Obama’s selection of Alan Krueger to head the Council of Economic Advisers might be an upgrade from Austan Goolsbee, but not by much. Obama’s new economic adviser lacks the foresight to craft an economic agenda to actually put Americans back to work, and his selection demonstrates the Obama administration’s stubborn refusal to part ways with a failed ideology.
Krueger, a well-respected Princeton professor, is top-notch in many respects; as a researcher, his work on statistical fallacies related to education, terrorism, and the structure of labor markets has helped expose many problems in public policies. Yet, while his work in these areas makes him good at analyzing economic data, it does not necessarily make him good at devising the right kind of economic policy.
Insanity entails doing the same thing repeatedly and expecting different results, which is precisely what President Obama seems to be doing with his selection. Krueger’s resume includes advocating a value-added consumption (VAT) tax in addition to our dysfunctional income tax, directing economic policy at the Treasury from 2009-10, and creating the Small Business Lending Fund, a program modeled on the low-cost mortgage lending that produced the housing bubble. For an administration that claims to be searching for new policy options, bringing in Krueger seems to broadcast a reluctance to change.
The president assumes that bringing a labor economist on board will help rejuvenate a dying jobs agenda, but Krueger’s record is anything but pro-job creation. Krueger is an ardent advocate of a stricter regulatory environment to curb carbon emissions, posing a massive threat to the energy industry, one of the few industries currently booming in the United States. As a member of President Clinton’s Labor Department, Krueger, using his case study of the fast food industry as evidence, famously predicted that raising the minimum wage would create more jobs for low-skilled workers. Yet, African-American male youths, facing 40 percent unemployment today because their labor has been priced out of the market, know all too painfully the economic damage inflicted by such wage controls.

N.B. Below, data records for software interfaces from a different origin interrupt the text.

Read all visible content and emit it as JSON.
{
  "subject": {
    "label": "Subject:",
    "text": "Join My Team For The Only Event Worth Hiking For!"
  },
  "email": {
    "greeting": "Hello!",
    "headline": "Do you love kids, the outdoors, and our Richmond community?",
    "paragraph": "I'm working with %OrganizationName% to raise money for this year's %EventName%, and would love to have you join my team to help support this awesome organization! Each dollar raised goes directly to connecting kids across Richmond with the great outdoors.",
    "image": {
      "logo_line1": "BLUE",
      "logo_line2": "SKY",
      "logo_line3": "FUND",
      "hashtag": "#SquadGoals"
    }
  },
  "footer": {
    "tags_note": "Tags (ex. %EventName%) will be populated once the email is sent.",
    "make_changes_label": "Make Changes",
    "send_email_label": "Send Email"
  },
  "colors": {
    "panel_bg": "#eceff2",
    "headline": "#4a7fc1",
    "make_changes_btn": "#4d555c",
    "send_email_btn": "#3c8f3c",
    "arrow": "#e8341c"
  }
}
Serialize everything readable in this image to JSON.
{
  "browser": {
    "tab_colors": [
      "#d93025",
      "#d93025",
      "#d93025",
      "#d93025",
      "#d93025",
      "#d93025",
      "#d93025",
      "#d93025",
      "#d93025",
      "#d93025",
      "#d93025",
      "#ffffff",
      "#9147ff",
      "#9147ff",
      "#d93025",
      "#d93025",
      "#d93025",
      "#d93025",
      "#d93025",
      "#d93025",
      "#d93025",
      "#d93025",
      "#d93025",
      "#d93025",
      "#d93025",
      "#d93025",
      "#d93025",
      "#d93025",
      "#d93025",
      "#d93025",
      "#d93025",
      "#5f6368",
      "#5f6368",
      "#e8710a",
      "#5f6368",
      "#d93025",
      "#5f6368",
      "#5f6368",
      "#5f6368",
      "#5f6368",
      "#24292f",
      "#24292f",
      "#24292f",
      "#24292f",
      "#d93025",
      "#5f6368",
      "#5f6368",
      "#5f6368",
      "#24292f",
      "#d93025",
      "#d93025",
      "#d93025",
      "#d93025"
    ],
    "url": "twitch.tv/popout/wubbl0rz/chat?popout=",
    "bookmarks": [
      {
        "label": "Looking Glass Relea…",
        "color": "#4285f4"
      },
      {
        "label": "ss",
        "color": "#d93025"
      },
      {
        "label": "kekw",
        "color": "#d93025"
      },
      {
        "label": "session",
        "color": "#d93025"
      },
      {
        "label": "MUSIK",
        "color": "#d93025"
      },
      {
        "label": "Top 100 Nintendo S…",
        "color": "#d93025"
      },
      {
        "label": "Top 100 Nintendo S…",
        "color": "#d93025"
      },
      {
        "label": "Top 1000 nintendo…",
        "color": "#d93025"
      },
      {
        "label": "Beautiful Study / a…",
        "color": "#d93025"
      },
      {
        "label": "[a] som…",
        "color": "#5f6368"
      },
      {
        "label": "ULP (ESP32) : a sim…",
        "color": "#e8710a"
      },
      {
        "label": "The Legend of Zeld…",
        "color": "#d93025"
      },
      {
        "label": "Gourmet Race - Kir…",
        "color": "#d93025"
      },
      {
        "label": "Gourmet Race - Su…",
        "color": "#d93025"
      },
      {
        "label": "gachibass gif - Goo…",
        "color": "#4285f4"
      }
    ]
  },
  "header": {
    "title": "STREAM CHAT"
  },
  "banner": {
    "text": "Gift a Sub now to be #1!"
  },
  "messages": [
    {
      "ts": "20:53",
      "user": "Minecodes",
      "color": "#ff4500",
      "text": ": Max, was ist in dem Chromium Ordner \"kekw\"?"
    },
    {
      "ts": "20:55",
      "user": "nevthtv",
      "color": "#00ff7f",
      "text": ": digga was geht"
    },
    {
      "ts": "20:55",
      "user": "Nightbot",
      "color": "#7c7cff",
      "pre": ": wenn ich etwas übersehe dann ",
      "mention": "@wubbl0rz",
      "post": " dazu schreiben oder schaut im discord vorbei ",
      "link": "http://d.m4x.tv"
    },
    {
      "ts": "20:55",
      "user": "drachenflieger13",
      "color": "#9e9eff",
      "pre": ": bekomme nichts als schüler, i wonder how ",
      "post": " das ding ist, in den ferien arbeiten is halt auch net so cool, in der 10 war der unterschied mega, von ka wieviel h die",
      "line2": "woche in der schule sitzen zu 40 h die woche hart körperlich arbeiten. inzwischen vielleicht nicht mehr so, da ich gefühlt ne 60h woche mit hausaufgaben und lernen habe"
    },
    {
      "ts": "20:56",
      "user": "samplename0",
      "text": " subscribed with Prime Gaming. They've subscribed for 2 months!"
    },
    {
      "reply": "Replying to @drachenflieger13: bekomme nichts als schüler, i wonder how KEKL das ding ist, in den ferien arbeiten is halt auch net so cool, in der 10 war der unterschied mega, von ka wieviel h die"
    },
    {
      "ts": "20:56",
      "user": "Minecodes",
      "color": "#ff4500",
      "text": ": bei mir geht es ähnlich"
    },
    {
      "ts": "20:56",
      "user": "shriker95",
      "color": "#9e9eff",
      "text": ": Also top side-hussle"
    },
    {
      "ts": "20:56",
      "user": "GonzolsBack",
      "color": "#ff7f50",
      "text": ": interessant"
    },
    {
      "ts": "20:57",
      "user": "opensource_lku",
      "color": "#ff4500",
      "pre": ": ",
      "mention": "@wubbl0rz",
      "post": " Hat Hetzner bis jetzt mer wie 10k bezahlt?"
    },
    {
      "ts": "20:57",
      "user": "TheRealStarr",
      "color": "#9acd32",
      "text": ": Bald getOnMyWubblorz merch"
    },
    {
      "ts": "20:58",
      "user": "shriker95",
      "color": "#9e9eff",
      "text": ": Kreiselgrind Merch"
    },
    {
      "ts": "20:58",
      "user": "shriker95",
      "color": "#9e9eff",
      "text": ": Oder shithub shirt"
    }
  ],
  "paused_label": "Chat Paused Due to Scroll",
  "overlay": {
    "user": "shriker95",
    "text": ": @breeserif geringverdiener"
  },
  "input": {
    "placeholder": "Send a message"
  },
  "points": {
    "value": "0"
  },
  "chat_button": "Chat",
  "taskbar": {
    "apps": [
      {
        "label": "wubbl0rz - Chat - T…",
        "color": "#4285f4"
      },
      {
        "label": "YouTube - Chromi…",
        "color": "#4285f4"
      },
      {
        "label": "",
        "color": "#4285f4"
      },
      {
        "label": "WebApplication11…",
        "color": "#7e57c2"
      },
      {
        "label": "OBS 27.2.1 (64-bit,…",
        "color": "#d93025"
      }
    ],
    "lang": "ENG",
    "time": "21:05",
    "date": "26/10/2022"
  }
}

The reality facing the Obama administration is that its Keynesian tools have failed, and the economic advisers that continue to prescribe more intervention to bolster markets refuse to acknowledge their impotence. Krueger is the master of short-term Keynesian stimulus, structuring both the “Cash for Clunkers” program and two homebuyer tax-credit programs. Such programs provided a minor short-term boost for the economy, but once the delirium of the cheap-cash binge wore off, the hangover sapped away any minor gains that were to be had.
By appointing another Keynesian apologist to direct his economic policy, President Obama is confirming his intention to steamroll the efforts of his own deficit-reduction commission to spur economic activity. Last December, after eight months of deliberation, the National Commission on Fiscal Responsibility and Reform—established by President Obama—delivered a sterling plan to create a sustainable future for U.S. fiscal policy. The commission’s commonsense approach advocated lower marginal tax rates financed through the closure of arbitrary tax loopholes, regulatory reductions to drive innovation, entitlement restructuring to fix Social Security and Medicare, and spending cutbacks through the elimination of wasteful and redundant programs. Most importantly, its recommendations would roll-back federal spending to about 19 percent of GDP, roughly consistent with historicalpost-war levels.
Both parties have given lip service to the commission’s recommendations, but the White House has thus far ignored the recommendations carte blanche, choosing instead to endorse the failed policies of its first two years in office. The ghost of Keynes is looming large in a White House that stubbornly refuses to listen to American innovators and entrepreneurs, who have consistently complained of the hostile economic environment born from Washington’s failed stimulus and regulatory policies.
Perhaps Krueger will buck the trend of his career by offering truly refreshing, commonsense solutions to President Obama. He is a good statistician, and the numbers do not lie. The economy has been crushed under a burden of unfair taxation, ballooning deficits, and exploding regulation. Unemployment remains persistently high despite the deluge of policies explicitly targeted at job creation. Maybe Krueger will look at the numbers and ignite a renaissance in free markets within the White House.
Given Krueger’s historical record, the Obama administration is not banking on it. He will be expected to put lipstick on a pig as he dresses up the numbers to make President Obama’s Keynesian agenda look healthy for an anemic economy. But maybe—just maybe—Krueger’s love of numbers will enable reality to trump ideology.